Component data from apps and pages

● ● ● ● ●

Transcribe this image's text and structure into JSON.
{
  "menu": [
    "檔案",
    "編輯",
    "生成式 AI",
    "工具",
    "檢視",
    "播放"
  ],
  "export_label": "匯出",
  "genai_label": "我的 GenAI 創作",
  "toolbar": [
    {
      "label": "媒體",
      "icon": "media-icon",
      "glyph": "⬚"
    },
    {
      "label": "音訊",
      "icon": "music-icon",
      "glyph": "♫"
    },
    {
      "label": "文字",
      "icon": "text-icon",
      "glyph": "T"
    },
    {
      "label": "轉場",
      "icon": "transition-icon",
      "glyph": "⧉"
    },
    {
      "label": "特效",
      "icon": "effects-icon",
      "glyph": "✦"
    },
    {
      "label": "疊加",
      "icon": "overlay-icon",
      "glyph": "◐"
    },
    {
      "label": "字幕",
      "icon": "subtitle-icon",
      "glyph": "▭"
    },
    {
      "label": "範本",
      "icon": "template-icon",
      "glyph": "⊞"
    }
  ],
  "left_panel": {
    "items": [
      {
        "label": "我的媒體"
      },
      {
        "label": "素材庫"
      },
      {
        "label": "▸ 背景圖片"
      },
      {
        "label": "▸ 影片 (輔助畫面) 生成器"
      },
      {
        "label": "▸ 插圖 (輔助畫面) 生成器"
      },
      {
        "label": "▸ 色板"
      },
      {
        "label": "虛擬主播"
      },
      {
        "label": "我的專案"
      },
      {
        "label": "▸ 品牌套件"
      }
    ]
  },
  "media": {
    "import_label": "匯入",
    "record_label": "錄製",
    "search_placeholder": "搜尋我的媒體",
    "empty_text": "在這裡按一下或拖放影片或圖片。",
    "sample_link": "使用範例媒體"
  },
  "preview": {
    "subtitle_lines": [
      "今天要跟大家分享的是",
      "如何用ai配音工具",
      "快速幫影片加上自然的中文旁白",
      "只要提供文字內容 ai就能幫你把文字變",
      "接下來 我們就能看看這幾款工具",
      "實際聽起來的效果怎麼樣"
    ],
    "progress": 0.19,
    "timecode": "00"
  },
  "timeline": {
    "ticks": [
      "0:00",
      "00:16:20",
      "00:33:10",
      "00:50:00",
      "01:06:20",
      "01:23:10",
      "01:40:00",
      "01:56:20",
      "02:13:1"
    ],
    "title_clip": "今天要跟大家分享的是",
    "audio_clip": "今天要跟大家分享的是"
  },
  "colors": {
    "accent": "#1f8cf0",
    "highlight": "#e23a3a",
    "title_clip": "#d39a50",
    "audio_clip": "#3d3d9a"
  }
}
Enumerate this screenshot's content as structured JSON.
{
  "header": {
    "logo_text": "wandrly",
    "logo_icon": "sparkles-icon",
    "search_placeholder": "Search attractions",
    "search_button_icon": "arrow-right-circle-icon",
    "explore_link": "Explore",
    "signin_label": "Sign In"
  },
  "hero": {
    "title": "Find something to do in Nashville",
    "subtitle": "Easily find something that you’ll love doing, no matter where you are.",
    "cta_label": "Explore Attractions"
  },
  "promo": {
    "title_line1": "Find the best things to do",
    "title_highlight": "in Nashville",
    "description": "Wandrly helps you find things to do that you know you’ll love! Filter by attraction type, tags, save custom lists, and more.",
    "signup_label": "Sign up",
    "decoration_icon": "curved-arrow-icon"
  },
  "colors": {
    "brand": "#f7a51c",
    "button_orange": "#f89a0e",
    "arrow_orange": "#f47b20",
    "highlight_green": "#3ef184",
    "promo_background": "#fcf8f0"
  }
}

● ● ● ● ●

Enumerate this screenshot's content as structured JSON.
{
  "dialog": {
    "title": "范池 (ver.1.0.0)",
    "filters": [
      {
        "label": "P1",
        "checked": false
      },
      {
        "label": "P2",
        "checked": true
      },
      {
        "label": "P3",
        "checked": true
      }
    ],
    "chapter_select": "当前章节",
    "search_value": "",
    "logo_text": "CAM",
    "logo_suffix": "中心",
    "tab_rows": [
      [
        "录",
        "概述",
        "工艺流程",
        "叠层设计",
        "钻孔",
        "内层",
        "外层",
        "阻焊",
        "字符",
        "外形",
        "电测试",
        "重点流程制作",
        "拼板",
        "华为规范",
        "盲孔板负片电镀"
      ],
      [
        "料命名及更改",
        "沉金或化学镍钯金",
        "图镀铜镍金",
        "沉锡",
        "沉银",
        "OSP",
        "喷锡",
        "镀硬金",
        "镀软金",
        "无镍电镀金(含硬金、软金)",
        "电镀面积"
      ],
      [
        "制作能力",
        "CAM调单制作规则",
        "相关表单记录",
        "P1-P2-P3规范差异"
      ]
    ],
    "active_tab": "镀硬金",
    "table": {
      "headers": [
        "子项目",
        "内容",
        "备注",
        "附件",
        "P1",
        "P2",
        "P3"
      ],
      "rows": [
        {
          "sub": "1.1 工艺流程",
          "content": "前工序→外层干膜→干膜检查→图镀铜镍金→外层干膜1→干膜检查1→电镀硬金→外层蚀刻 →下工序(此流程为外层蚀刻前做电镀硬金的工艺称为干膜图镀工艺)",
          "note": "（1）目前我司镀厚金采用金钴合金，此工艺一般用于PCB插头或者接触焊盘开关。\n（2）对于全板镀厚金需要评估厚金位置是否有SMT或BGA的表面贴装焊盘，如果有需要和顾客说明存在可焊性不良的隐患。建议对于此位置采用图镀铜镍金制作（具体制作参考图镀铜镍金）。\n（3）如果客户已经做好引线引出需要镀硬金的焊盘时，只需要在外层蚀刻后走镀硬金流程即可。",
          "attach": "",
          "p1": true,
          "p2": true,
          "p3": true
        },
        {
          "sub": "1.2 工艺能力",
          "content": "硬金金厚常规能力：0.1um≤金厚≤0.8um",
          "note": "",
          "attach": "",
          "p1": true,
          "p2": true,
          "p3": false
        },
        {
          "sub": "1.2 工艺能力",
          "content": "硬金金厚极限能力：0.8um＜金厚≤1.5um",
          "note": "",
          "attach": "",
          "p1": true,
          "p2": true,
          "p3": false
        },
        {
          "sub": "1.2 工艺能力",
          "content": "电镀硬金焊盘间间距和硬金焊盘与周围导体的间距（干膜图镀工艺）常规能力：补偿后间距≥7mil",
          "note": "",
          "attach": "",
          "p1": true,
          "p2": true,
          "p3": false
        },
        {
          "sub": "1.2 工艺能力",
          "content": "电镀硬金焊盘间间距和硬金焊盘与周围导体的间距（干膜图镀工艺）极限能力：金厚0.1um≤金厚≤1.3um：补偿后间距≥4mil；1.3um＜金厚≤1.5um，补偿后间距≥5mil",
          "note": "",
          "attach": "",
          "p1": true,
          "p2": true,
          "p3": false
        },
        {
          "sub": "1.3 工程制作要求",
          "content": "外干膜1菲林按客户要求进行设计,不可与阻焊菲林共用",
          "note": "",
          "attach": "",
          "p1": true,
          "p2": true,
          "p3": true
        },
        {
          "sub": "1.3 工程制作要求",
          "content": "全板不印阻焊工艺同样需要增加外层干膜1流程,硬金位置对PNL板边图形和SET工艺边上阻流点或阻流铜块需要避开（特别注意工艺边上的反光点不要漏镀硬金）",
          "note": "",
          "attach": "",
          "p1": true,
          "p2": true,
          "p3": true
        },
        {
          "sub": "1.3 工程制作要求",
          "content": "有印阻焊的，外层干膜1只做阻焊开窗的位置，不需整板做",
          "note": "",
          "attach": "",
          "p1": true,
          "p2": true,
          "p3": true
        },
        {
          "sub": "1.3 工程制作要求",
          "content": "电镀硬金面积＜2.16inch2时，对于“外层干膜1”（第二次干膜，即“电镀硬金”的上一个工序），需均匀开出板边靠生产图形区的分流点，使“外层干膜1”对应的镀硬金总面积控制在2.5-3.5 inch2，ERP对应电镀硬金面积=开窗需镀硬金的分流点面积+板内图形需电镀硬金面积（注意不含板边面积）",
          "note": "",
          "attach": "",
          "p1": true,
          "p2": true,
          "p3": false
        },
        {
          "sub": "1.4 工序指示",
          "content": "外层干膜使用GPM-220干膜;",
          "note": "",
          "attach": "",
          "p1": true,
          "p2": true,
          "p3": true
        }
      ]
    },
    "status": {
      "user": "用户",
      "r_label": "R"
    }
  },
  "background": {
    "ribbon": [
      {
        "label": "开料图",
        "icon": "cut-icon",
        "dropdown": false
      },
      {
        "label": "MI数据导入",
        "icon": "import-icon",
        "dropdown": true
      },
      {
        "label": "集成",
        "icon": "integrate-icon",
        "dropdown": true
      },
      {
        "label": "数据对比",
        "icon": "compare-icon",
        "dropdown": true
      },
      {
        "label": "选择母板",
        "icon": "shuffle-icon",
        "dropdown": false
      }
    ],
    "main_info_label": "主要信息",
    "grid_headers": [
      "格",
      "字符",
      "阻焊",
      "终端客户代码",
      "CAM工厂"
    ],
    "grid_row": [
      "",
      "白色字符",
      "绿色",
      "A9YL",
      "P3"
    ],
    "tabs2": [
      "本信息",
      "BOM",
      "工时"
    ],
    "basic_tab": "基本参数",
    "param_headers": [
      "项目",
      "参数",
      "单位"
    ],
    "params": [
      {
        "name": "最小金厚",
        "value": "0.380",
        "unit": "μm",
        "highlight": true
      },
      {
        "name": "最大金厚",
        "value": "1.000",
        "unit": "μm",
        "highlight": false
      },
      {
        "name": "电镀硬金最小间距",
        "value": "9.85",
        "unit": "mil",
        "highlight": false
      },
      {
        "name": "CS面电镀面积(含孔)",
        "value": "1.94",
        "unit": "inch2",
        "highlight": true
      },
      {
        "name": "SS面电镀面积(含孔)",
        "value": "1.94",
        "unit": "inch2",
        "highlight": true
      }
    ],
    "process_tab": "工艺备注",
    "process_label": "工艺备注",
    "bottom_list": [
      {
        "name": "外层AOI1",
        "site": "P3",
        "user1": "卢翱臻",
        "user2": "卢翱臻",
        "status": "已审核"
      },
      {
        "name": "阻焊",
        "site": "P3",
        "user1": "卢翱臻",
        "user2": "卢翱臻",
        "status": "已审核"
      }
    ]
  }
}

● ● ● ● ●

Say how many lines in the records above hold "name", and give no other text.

* _Solution to this task_:
7